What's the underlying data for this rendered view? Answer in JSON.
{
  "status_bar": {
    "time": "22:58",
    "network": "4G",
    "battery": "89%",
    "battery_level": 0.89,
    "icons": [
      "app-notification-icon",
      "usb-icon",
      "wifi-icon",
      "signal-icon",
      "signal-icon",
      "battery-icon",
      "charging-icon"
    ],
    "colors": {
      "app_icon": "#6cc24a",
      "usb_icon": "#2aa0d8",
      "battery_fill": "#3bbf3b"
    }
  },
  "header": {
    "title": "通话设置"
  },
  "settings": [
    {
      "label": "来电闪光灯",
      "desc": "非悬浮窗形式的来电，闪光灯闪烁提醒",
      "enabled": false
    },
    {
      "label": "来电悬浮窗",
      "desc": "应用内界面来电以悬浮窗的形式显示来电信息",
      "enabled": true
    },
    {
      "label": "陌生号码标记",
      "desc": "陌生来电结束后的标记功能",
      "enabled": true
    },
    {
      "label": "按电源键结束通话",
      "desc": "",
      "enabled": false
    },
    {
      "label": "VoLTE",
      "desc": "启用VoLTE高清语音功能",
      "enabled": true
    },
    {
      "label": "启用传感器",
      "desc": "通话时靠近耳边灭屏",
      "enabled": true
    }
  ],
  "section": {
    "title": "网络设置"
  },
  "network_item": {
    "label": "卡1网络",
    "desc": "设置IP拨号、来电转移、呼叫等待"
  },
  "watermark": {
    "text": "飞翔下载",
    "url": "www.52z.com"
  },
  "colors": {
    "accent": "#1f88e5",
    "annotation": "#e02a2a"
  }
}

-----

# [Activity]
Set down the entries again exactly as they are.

# [Result]
What's the underlying data for this rendered view? Answer in JSON.
{
  "status_bar": {
    "time": "22:58",
    "network": "4G",
    "battery": "89%",
    "battery_level": 0.89,
    "icons": [
      "app-notification-icon",
      "usb-icon",
      "wifi-icon",
      "signal-icon",
      "signal-icon",
      "battery-icon",
      "charging-icon"
    ],
    "colors": {
      "app_icon": "#6cc24a",
      "usb_icon": "#2aa0d8",
      "battery_fill": "#3bbf3b"
    }
  },
  "header": {
    "title": "通话设置"
  },
  "settings": [
    {
      "label": "来电闪光灯",
      "desc": "非悬浮窗形式的来电，闪光灯闪烁提醒",
      "enabled": false
    },
    {
      "label": "来电悬浮窗",
      "desc": "应用内界面来电以悬浮窗的形式显示来电信息",
      "enabled": true
    },
    {
      "label": "陌生号码标记",
      "desc": "陌生来电结束后的标记功能",
      "enabled": true
    },
    {
      "label": "按电源键结束通话",
      "desc": "",
      "enabled": false
    },
    {
      "label": "VoLTE",
      "desc": "启用VoLTE高清语音功能",
      "enabled": true
    },
    {
      "label": "启用传感器",
      "desc": "通话时靠近耳边灭屏",
      "enabled": true
    }
  ],
  "section": {
    "title": "网络设置"
  },
  "network_item": {
    "label": "卡1网络",
    "desc": "设置IP拨号、来电转移、呼叫等待"
  },
  "watermark": {
    "text": "飞翔下载",
    "url": "www.52z.com"
  },
  "colors": {
    "accent": "#1f88e5",
    "annotation": "#e02a2a"
  }
}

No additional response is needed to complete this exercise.